When the string "icon" is part of a line below, that line should be copied.

===============

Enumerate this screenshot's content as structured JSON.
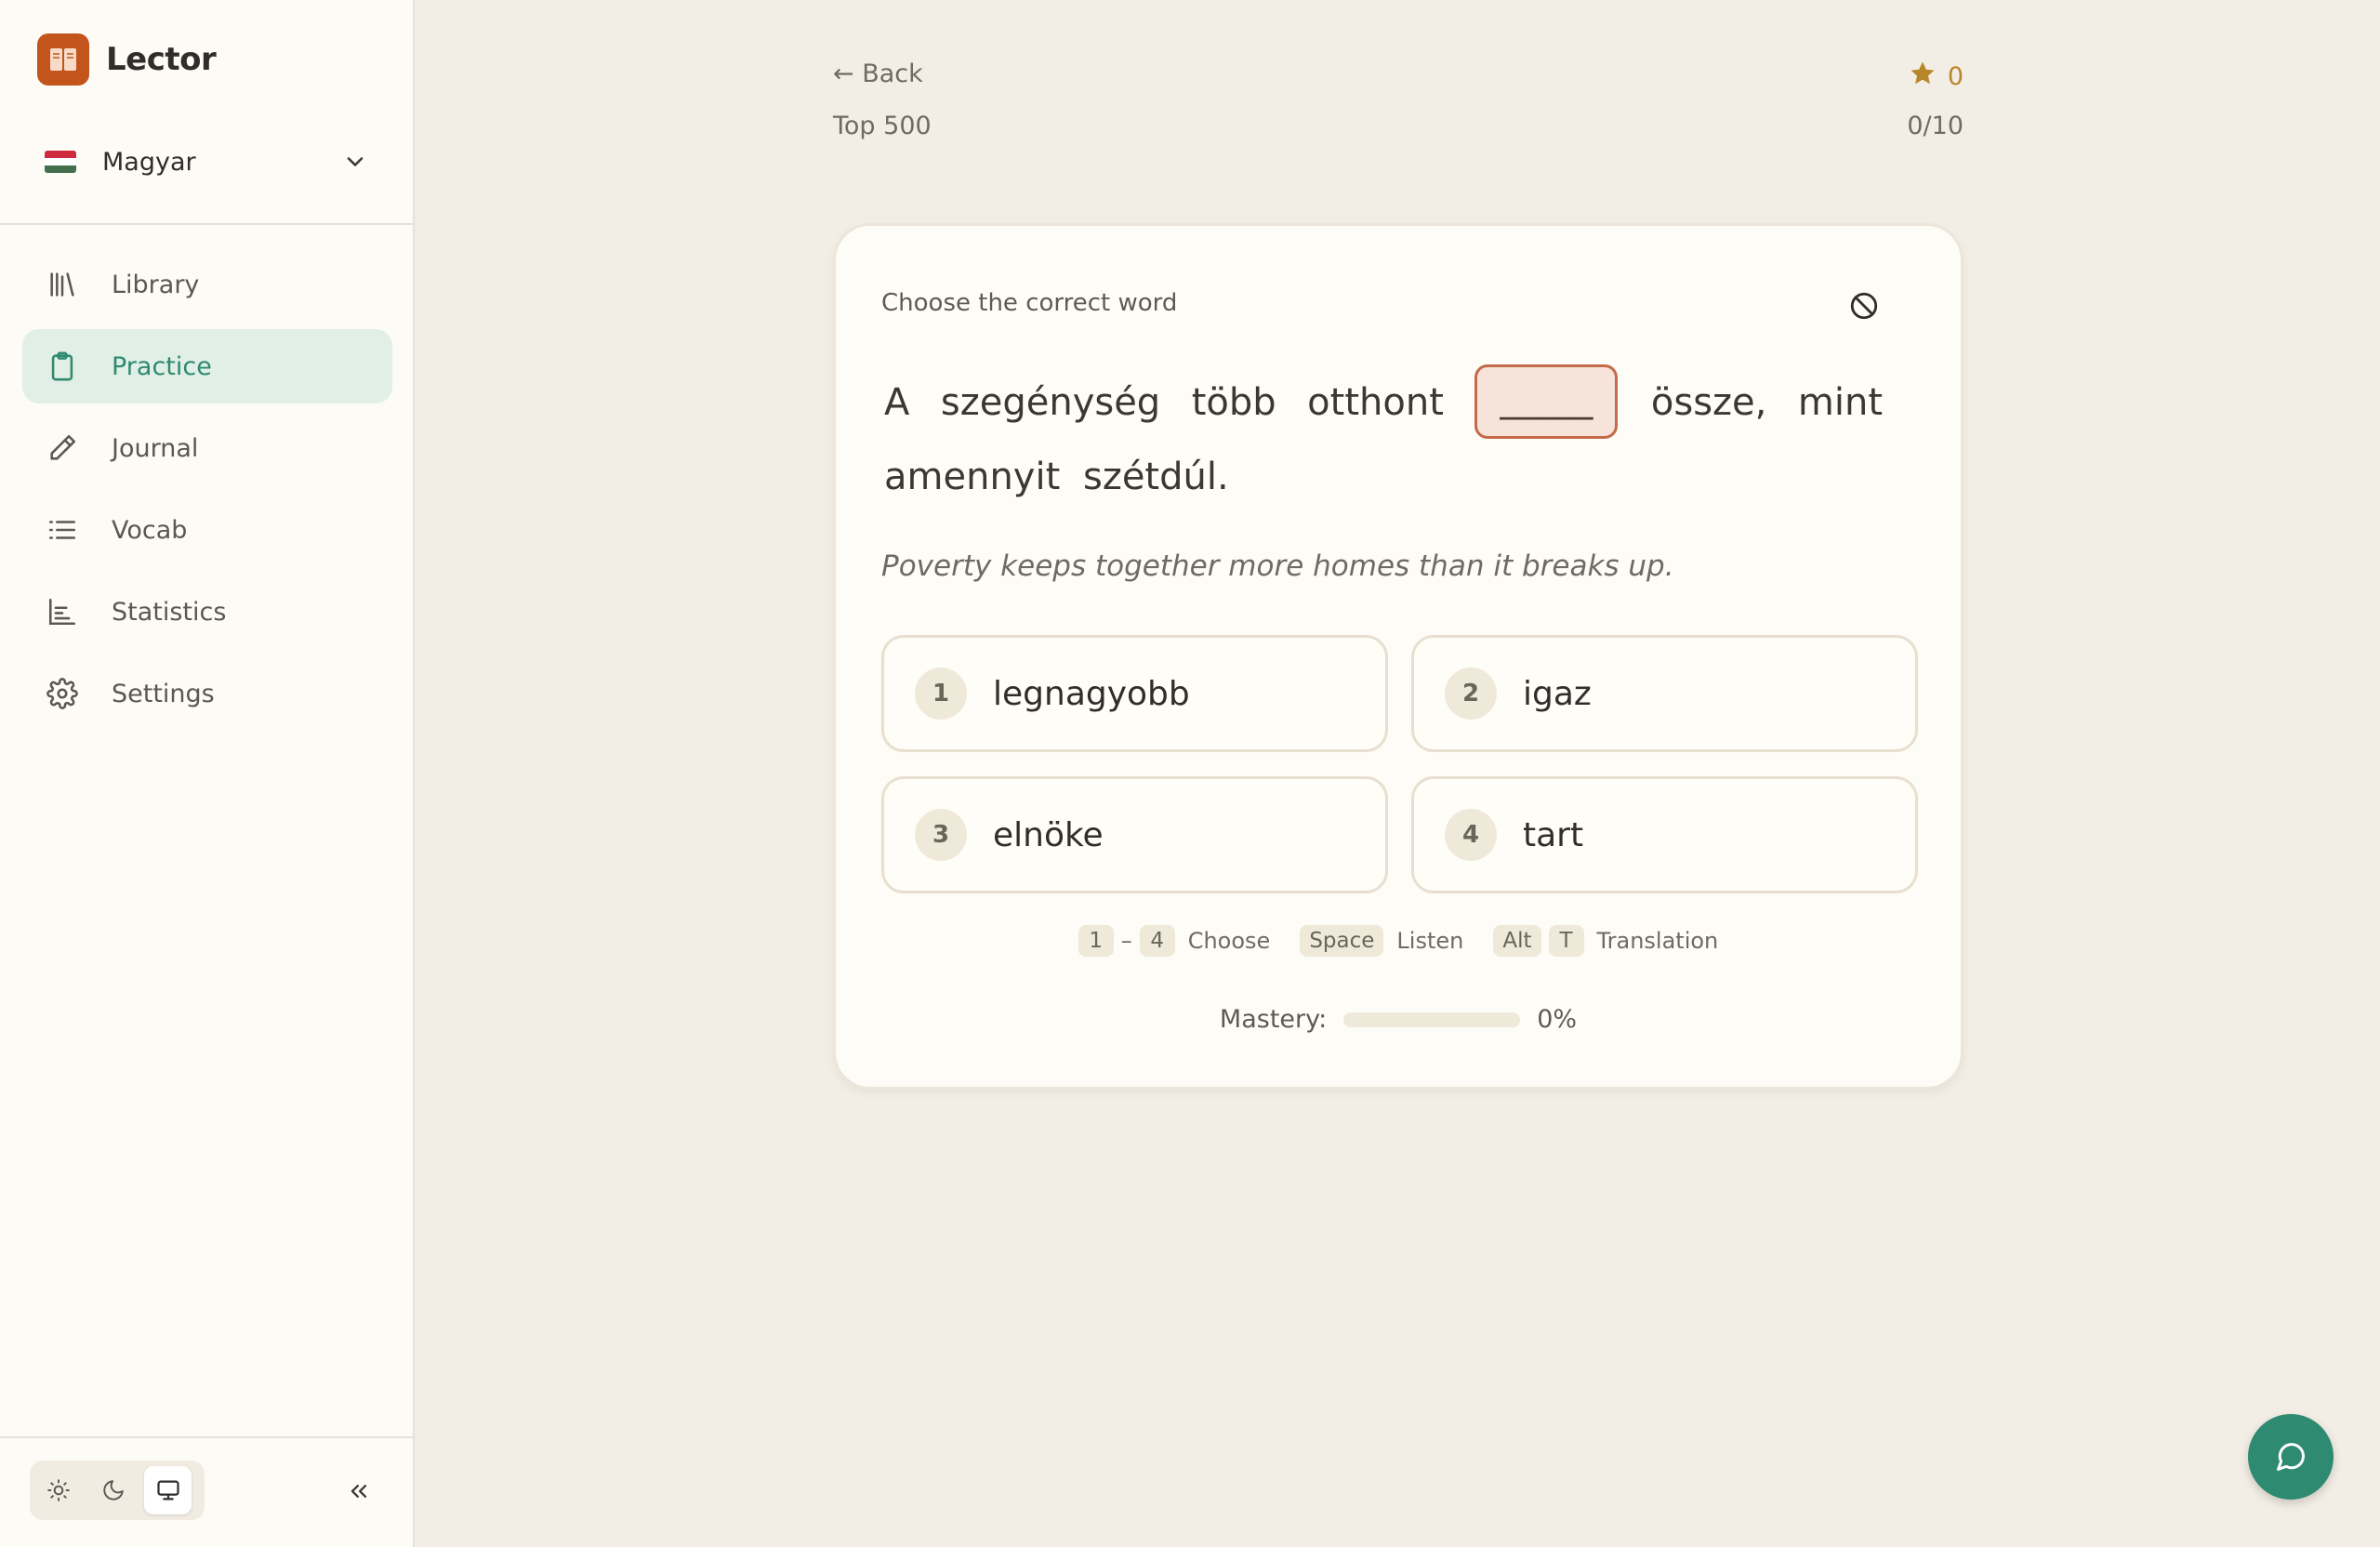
{
  "app": {
    "name": "Lector"
  },
  "language": {
    "label": "Magyar",
    "flag_colors": [
      "#cd2a3e",
      "#ffffff",
      "#436f4d"
    ]
  },
  "nav": {
    "items": [
      {
        "label": "Library",
        "icon": "library-icon"
      },
      {
        "label": "Practice",
        "icon": "clipboard-icon",
        "active": true
      },
      {
        "label": "Journal",
        "icon": "pencil-icon"
      },
      {
        "label": "Vocab",
        "icon": "list-icon"
      },
      {
        "label": "Statistics",
        "icon": "bar-chart-icon"
      },
      {
        "label": "Settings",
        "icon": "gear-icon"
      }
    ]
  },
  "theme": {
    "options": [
      "light",
      "dark",
      "system"
    ],
    "selected": "system"
  },
  "header": {
    "back_label": "← Back",
    "deck_title": "Top 500",
    "score": "0",
    "progress": "0/10"
  },
  "exercise": {
    "instruction": "Choose the correct word",
    "sentence_before": [
      "A",
      "szegénység",
      "több",
      "otthont"
    ],
    "blank": "_____",
    "sentence_after": [
      "össze,",
      "mint",
      "amennyit",
      "szétdúl."
    ],
    "translation": "Poverty keeps together more homes than it breaks up.",
    "options": [
      {
        "num": "1",
        "word": "legnagyobb"
      },
      {
        "num": "2",
        "word": "igaz"
      },
      {
        "num": "3",
        "word": "elnöke"
      },
      {
        "num": "4",
        "word": "tart"
      }
    ]
  },
  "hints": {
    "range_start": "1",
    "range_sep": "–",
    "range_end": "4",
    "choose_label": "Choose",
    "space_key": "Space",
    "listen_label": "Listen",
    "alt_key": "Alt",
    "t_key": "T",
    "translation_label": "Translation"
  },
  "mastery": {
    "label": "Mastery:",
    "value_text": "0%",
    "value": 0
  },
  "colors": {
    "accent": "#2e8a70",
    "brand": "#c2541c",
    "star": "#b8862a",
    "blank_border": "#c46a4a"
  }
}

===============

[Answer to the problem]
        "icon": "library-icon"
        "icon": "clipboard-icon",
        "icon": "pencil-icon"
        "icon": "list-icon"
        "icon": "bar-chart-icon"
        "icon": "gear-icon"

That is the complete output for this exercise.